Because of his refusal to accept Nature's bearings of flaws onto humans, his condemnation of humanity’s sins, and his desire to control his wife, Aylmer emerges as a complicated, flawed protagonist. His arrogance and self-perception as a brilliant creator hinder our ability to empathize with him, especially when he compares himself to Pygmalion. His allusion to the mythological figures suggests that he believes Georgiana will become his own perfected creation after he removes her birthmark—just as Pygmalion successfully made one of his beloved sculptures assume life. Critically, Aylmer hasn’t even begun preliminary stages of his experiment, yet he is already convinced of its success. He even asserts that he will feel great “ecstasy” once he successfully erases the birthmark, which illustrates how his desire for personal fulfillment also serves as a motivation for his immoral experiment (155).
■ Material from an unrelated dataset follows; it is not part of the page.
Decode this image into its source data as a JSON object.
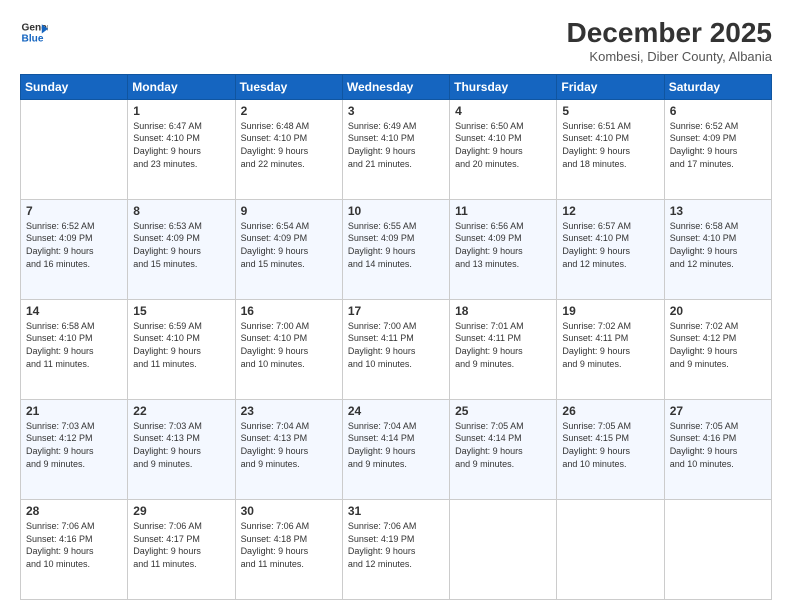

However, there are notable differences between Aylmer and Pygmalion, which render Aylmer's allusion to the ancient myth as all the more oblivious and self-aggrandizing. Unlike Pygmalion, Aylmer isn’t creating a woman from scratch; rather, he is interfering with the appearance of a gorgeous woman already created by Nature. Also, Pygmalion did not bring his statue to life by himself; he required the additional assistance of the goddess Aphrodite. Conversely, Aylmer insists that his intellect—and his intellect alone—is capable of "fixing" Georgiana’s appearance, as evidenced by his claim, "I feel myself fully competent to render this dear cheek as faultless as its fellow; and then, most beloved, what will be my triumph when I shall have corrected what Nature left imperfect in her fairest work!" (155). Aylmer’s allusion to Pygmalion, therefore, illustrates his unbridled pride and confidence, as well as his obliviousness of the immoral, narcissistic nature of his impending experiment.